But agree, got nothing to do with regular waveriding, so only time will tell what we find works - doing DTL carves is of course what we try as used to it, and it works great IMO, but it might develop to something else, just like noone really wants to jump much anymore (if used to waveboards), simply boring, compared, just occasionally doing a megajump just for the feel and knowing you can - nothing but that
Regarding fuselage lenght or stabilizer size (or rear stabilizer V/upsweep or not).
If you have a short fuselage or no stab, you can "twist" the hydrofoil easier, yes.
But this is not turning IMO, just sideslipping which feels so wrong.
To have some stab area/length gives you the right driving surf feel - just like if you try to ride waves with a finless skimboard - it can turn on a dime it seems, but actually it does not turn at all and feels wrong
So some area is important for the "surf" feel IMO - I think most knows what I mean.

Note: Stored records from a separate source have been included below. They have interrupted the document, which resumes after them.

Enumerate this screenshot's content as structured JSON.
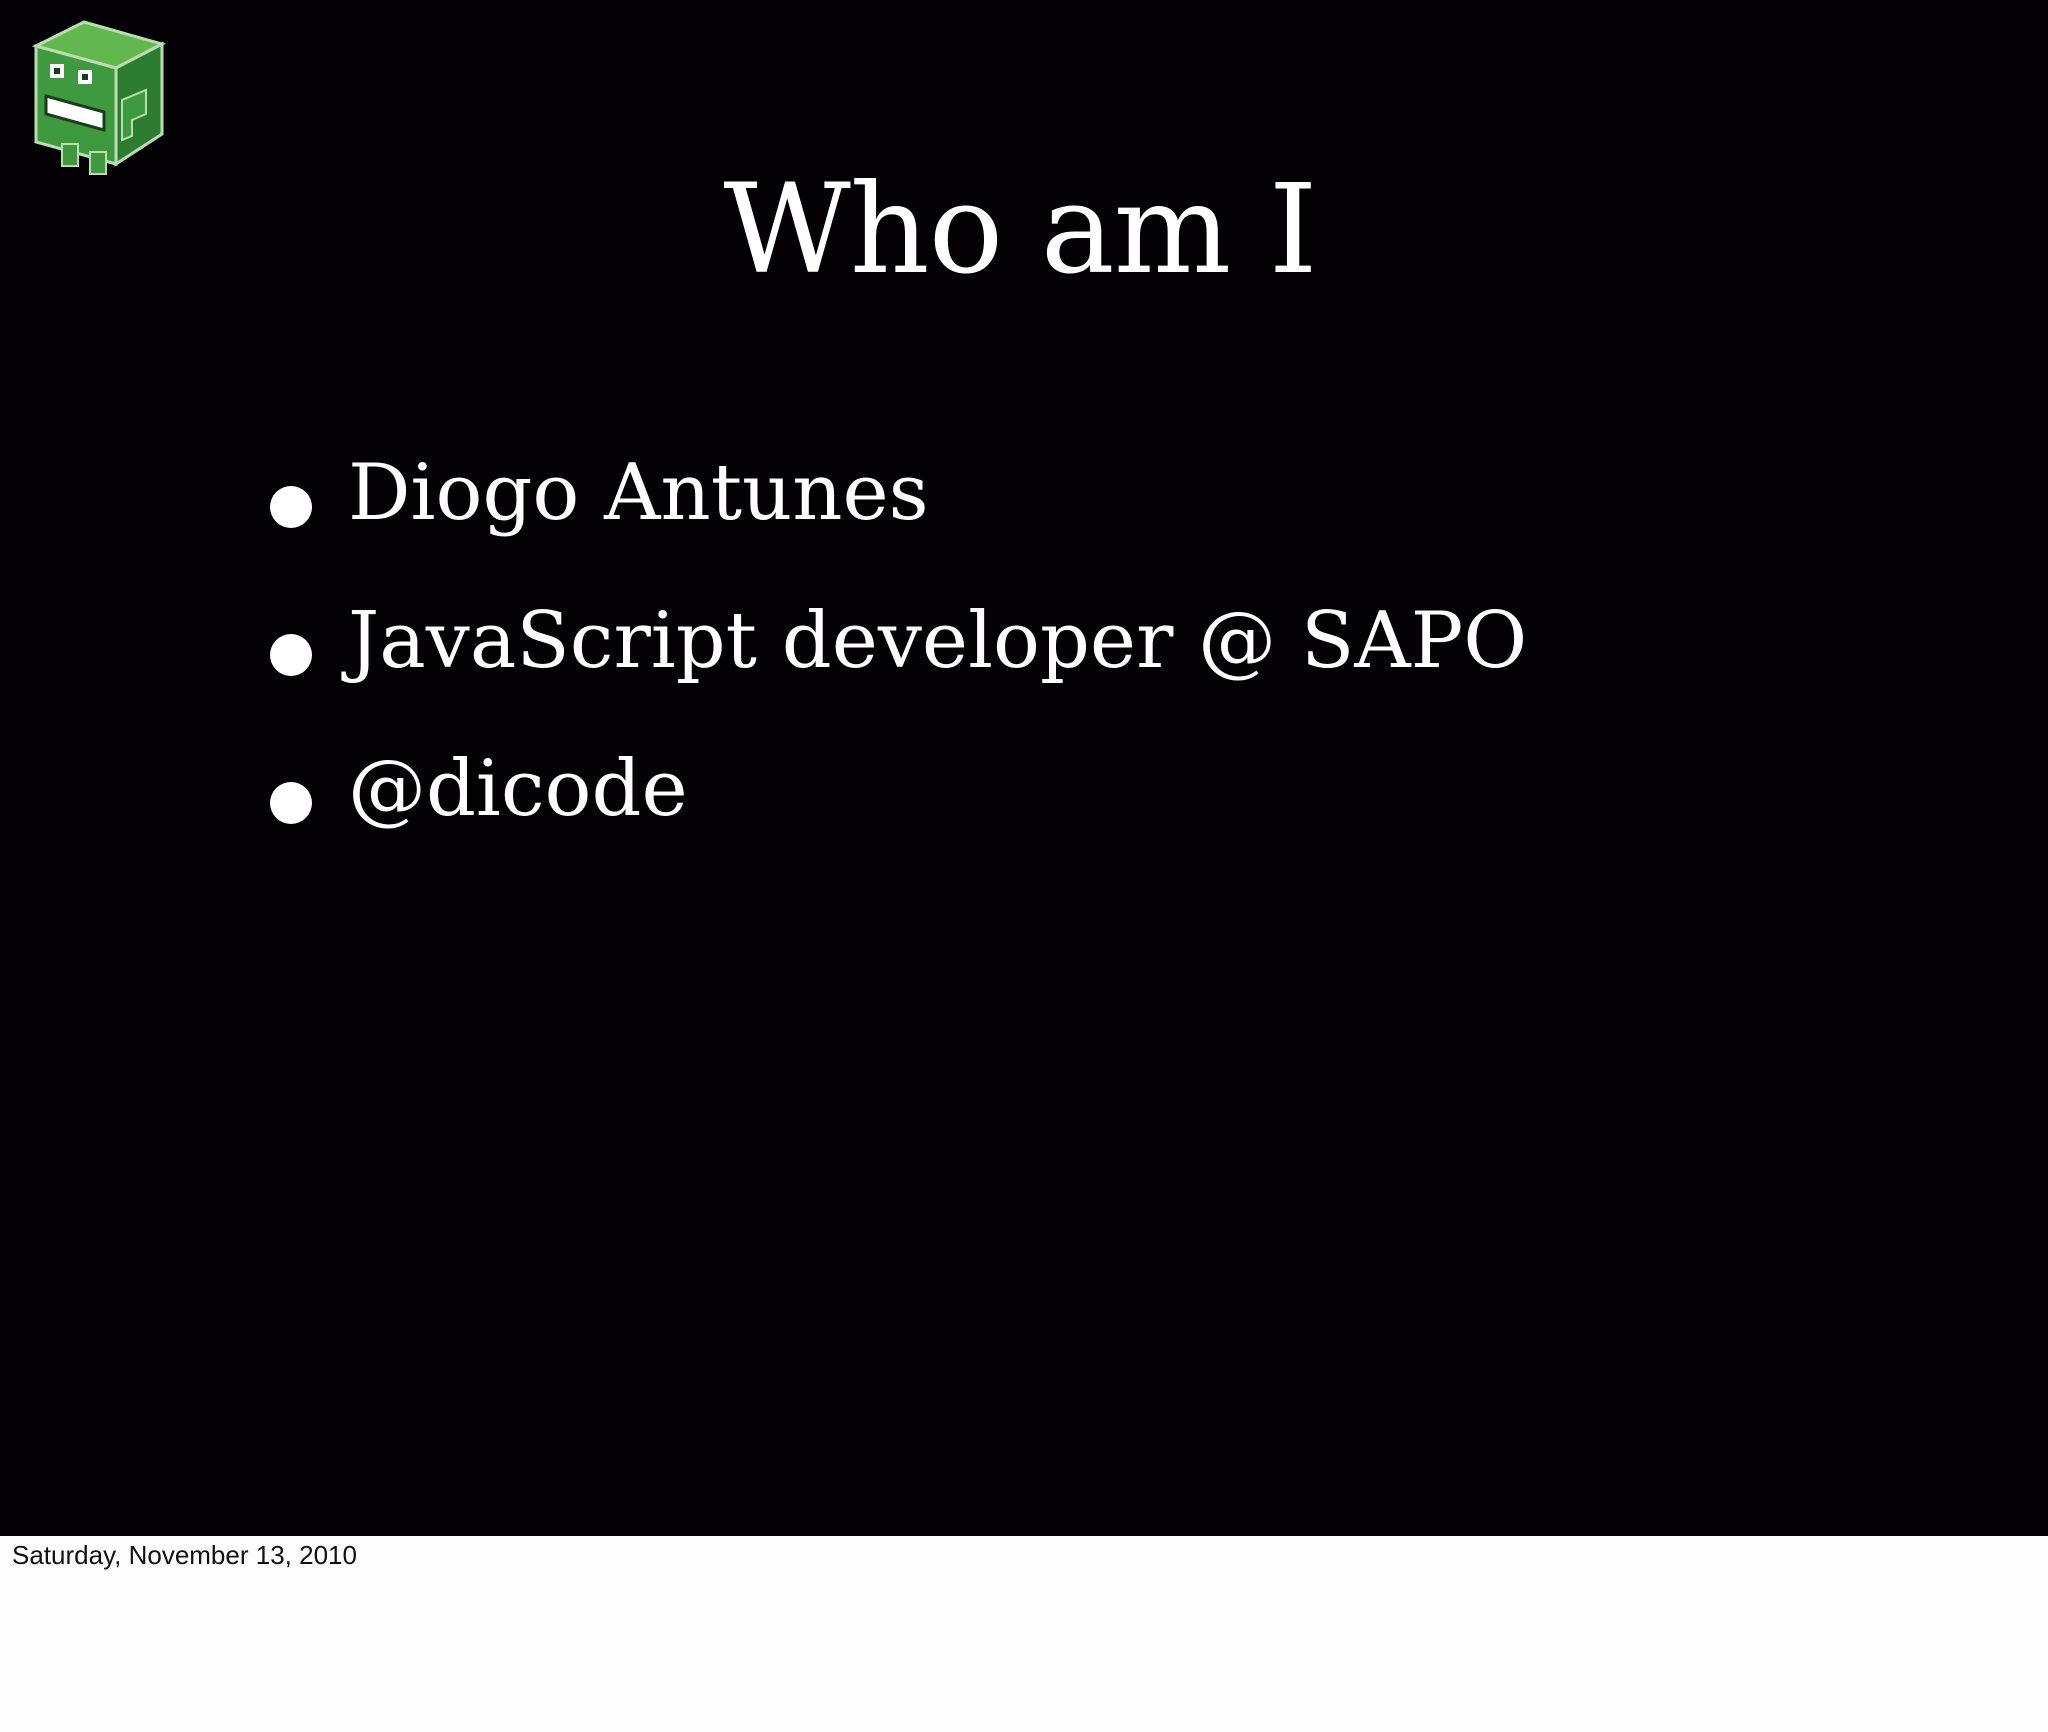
{
  "slide": {
    "title": "Who am I",
    "bullets": [
      "Diogo Antunes",
      "JavaScript developer @ SAPO",
      "@dicode"
    ],
    "logo_icon": "green-cube-robot-icon",
    "background_color": "#030104",
    "text_color": "#ffffff",
    "logo_color": "#3f9a3f"
  },
  "footer": {
    "date": "Saturday, November 13, 2010"
  }
}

This is why we see most race oriented hydrofoils having no stab area at all (or no anhedral/dihedral rear stabilizer) - as it gives the lowest drag and you can turn tight on tacks, instead of the good surf turn feel many of us likes.

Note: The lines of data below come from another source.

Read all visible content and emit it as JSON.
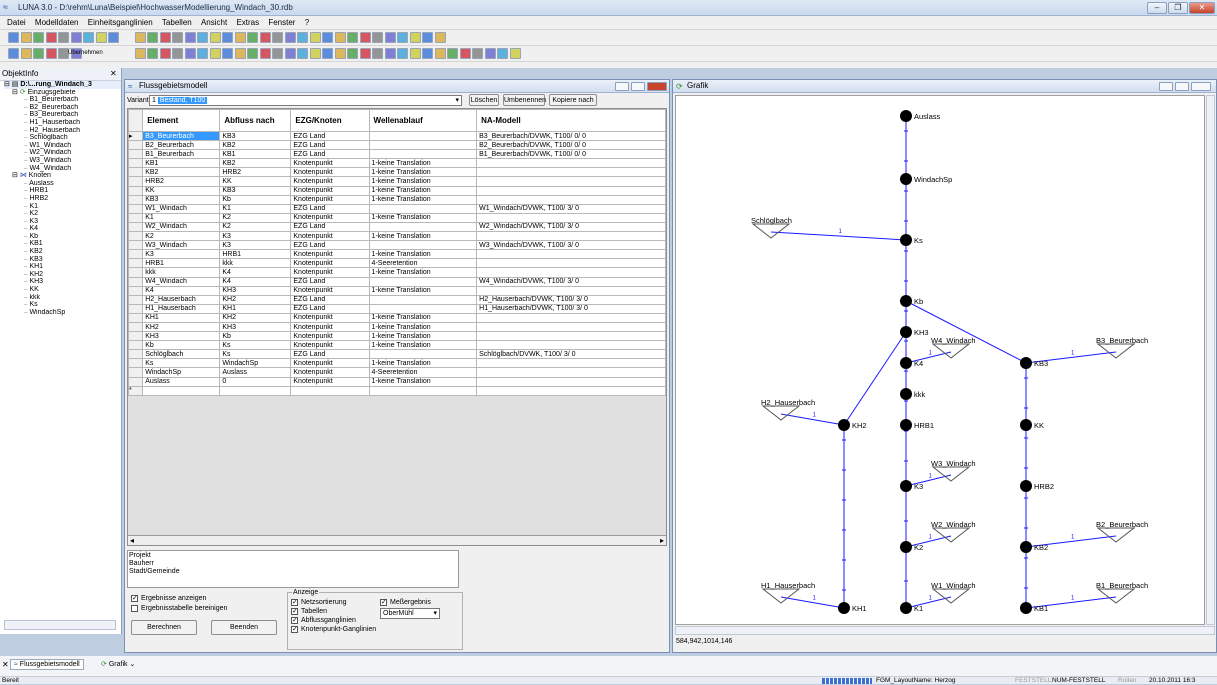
{
  "app": {
    "title": "LUNA 3.0 - D:\\rehm\\Luna\\Beispiel\\HochwasserModellierung_Windach_30.rdb"
  },
  "menu": [
    "Datei",
    "Modelldaten",
    "Einheitsganglinien",
    "Tabellen",
    "Ansicht",
    "Extras",
    "Fenster",
    "?"
  ],
  "toolbar3": {
    "uebernehmen": "Übernehmen"
  },
  "left_panel": {
    "title": "ObjektInfo",
    "root": "D:\\...rung_Windach_3",
    "group1": "Einzugsgebiete",
    "ezg": [
      "B1_Beurerbach",
      "B2_Beurerbach",
      "B3_Beurerbach",
      "H1_Hauserbach",
      "H2_Hauserbach",
      "Schlöglbach",
      "W1_Windach",
      "W2_Windach",
      "W3_Windach",
      "W4_Windach"
    ],
    "group2": "Knoten",
    "knoten": [
      "Auslass",
      "HRB1",
      "HRB2",
      "K1",
      "K2",
      "K3",
      "K4",
      "Kb",
      "KB1",
      "KB2",
      "KB3",
      "KH1",
      "KH2",
      "KH3",
      "KK",
      "kkk",
      "Ks",
      "WindachSp"
    ]
  },
  "model_window": {
    "title": "Flussgebietsmodell",
    "variante_label": "Variante:",
    "variante_num": "1",
    "variante_value": "Bestand, T100",
    "btn_loeschen": "Löschen",
    "btn_umbenennen": "Umbenennen",
    "btn_kopiere": "Kopiere nach",
    "columns": [
      "Element",
      "Abfluss nach",
      "EZG/Knoten",
      "Wellenablauf",
      "NA-Modell"
    ],
    "rows": [
      [
        "B3_Beurerbach",
        "KB3",
        "EZG Land",
        "",
        "B3_Beurerbach/DVWK, T100/ 0/ 0"
      ],
      [
        "B2_Beurerbach",
        "KB2",
        "EZG Land",
        "",
        "B2_Beurerbach/DVWK, T100/ 0/ 0"
      ],
      [
        "B1_Beurerbach",
        "KB1",
        "EZG Land",
        "",
        "B1_Beurerbach/DVWK, T100/ 0/ 0"
      ],
      [
        "KB1",
        "KB2",
        "Knotenpunkt",
        "1-keine Translation",
        ""
      ],
      [
        "KB2",
        "HRB2",
        "Knotenpunkt",
        "1-keine Translation",
        ""
      ],
      [
        "HRB2",
        "KK",
        "Knotenpunkt",
        "1-keine Translation",
        ""
      ],
      [
        "KK",
        "KB3",
        "Knotenpunkt",
        "1-keine Translation",
        ""
      ],
      [
        "KB3",
        "Kb",
        "Knotenpunkt",
        "1-keine Translation",
        ""
      ],
      [
        "W1_Windach",
        "K1",
        "EZG Land",
        "",
        "W1_Windach/DVWK, T100/ 3/ 0"
      ],
      [
        "K1",
        "K2",
        "Knotenpunkt",
        "1-keine Translation",
        ""
      ],
      [
        "W2_Windach",
        "K2",
        "EZG Land",
        "",
        "W2_Windach/DVWK, T100/ 3/ 0"
      ],
      [
        "K2",
        "K3",
        "Knotenpunkt",
        "1-keine Translation",
        ""
      ],
      [
        "W3_Windach",
        "K3",
        "EZG Land",
        "",
        "W3_Windach/DVWK, T100/ 3/ 0"
      ],
      [
        "K3",
        "HRB1",
        "Knotenpunkt",
        "1-keine Translation",
        ""
      ],
      [
        "HRB1",
        "kkk",
        "Knotenpunkt",
        "4-Seeretention",
        ""
      ],
      [
        "kkk",
        "K4",
        "Knotenpunkt",
        "1-keine Translation",
        ""
      ],
      [
        "W4_Windach",
        "K4",
        "EZG Land",
        "",
        "W4_Windach/DVWK, T100/ 3/ 0"
      ],
      [
        "K4",
        "KH3",
        "Knotenpunkt",
        "1-keine Translation",
        ""
      ],
      [
        "H2_Hauserbach",
        "KH2",
        "EZG Land",
        "",
        "H2_Hauserbach/DVWK, T100/ 3/ 0"
      ],
      [
        "H1_Hauserbach",
        "KH1",
        "EZG Land",
        "",
        "H1_Hauserbach/DVWK, T100/ 3/ 0"
      ],
      [
        "KH1",
        "KH2",
        "Knotenpunkt",
        "1-keine Translation",
        ""
      ],
      [
        "KH2",
        "KH3",
        "Knotenpunkt",
        "1-keine Translation",
        ""
      ],
      [
        "KH3",
        "Kb",
        "Knotenpunkt",
        "1-keine Translation",
        ""
      ],
      [
        "Kb",
        "Ks",
        "Knotenpunkt",
        "1-keine Translation",
        ""
      ],
      [
        "Schlöglbach",
        "Ks",
        "EZG Land",
        "",
        "Schlöglbach/DVWK, T100/ 3/ 0"
      ],
      [
        "Ks",
        "WindachSp",
        "Knotenpunkt",
        "1-keine Translation",
        ""
      ],
      [
        "WindachSp",
        "Auslass",
        "Knotenpunkt",
        "4-Seeretention",
        ""
      ],
      [
        "Auslass",
        "0",
        "Knotenpunkt",
        "1-keine Translation",
        ""
      ]
    ],
    "new_row_marker": "*",
    "selected_marker": "▸",
    "info_lines": [
      "Projekt",
      "Bauherr",
      "Stadt/Gemeinde"
    ],
    "chk_ergebnisse": "Ergebnisse anzeigen",
    "chk_bereinigen": "Ergebnisstabelle bereinigen",
    "anzeige_label": "Anzeige",
    "chk_netzsortierung": "Netzsortierung",
    "chk_tabellen": "Tabellen",
    "chk_abfluss": "Abflussganglinien",
    "chk_knoten": "Knotenpunkt-Ganglinien",
    "chk_messergebnis": "Meßergebnis",
    "messstelle": "OberMühl",
    "btn_berechnen": "Berechnen",
    "btn_beenden": "Beenden"
  },
  "graphic_window": {
    "title": "Grafik",
    "coord": "584,942,1014,146",
    "edge_label": "1",
    "nodes": {
      "Auslass": "Auslass",
      "WindachSp": "WindachSp",
      "Ks": "Ks",
      "Kb": "Kb",
      "KH3": "KH3",
      "K4": "K4",
      "kkk": "kkk",
      "HRB1": "HRB1",
      "K3": "K3",
      "K2": "K2",
      "K1": "K1",
      "KH2": "KH2",
      "KH1": "KH1",
      "KB3": "KB3",
      "KK": "KK",
      "HRB2": "HRB2",
      "KB2": "KB2",
      "KB1": "KB1"
    },
    "catchments": {
      "Schloeglbach": "Schlöglbach",
      "W4": "W4_Windach",
      "W3": "W3_Windach",
      "W2": "W2_Windach",
      "W1": "W1_Windach",
      "H2": "H2_Hauserbach",
      "H1": "H1_Hauserbach",
      "B3": "B3_Beurerbach",
      "B2": "B2_Beurerbach",
      "B1": "B1_Beurerbach"
    }
  },
  "tabs": [
    "Flussgebietsmodell",
    "Grafik"
  ],
  "status": {
    "left": "Bereit",
    "layout": "FGM_LayoutName: Herzog",
    "feststell": "FESTSTELL",
    "num": "NUM-FESTSTELL",
    "rollen": "Rollen",
    "datetime": "20.10.2011 16:3"
  },
  "colors": {
    "selection": "#3399ff",
    "network": "#1a1aff",
    "node": "#000000"
  }
}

Also, the mast and COE has to be quite aft (almost the same thing) - meaning the mast can not be just above the front wing, as then you get a stiff and not driving foil at all, very wrong - IMO almost the same as having no stab or no rear wing up/downsweep/dihedral
So being able to twist the board as fast as possible, is IMO far from what gives you the best driving surfy feel in the turns/carves.
Of course, there might be a point where it will feel too stiff if too stable in terms of yaw - I dont know - but havent met that wall yet...
Narrow wings versus bigger wings ?
Disagree that big wings in terms of span, can turn just as fast - I experience the opposite.
Yes, when you are learning, a narrow wing is way easier to turn, and later you learn to turn the higher span wings tighter too - but it is WAY easier to turn a low span wing fast, and even more important - what I mean with "bubbles" is in tight carves, the bigger span will often have some or a lot of ventilation/cavitation of some kind - easy to spot on video when doing 360s on different wings.
I am a firm believer that it is better to avoid these bubbles if you can - eventhough often the wing dont really stall it seems, but it does not seem right
Difficult to explain, and maybe nobody knows what I mean ?
Still, an awesome thread this is, and the very reason I love hydrofoiling, is the ability to play and feel even the smallest waves when out carving around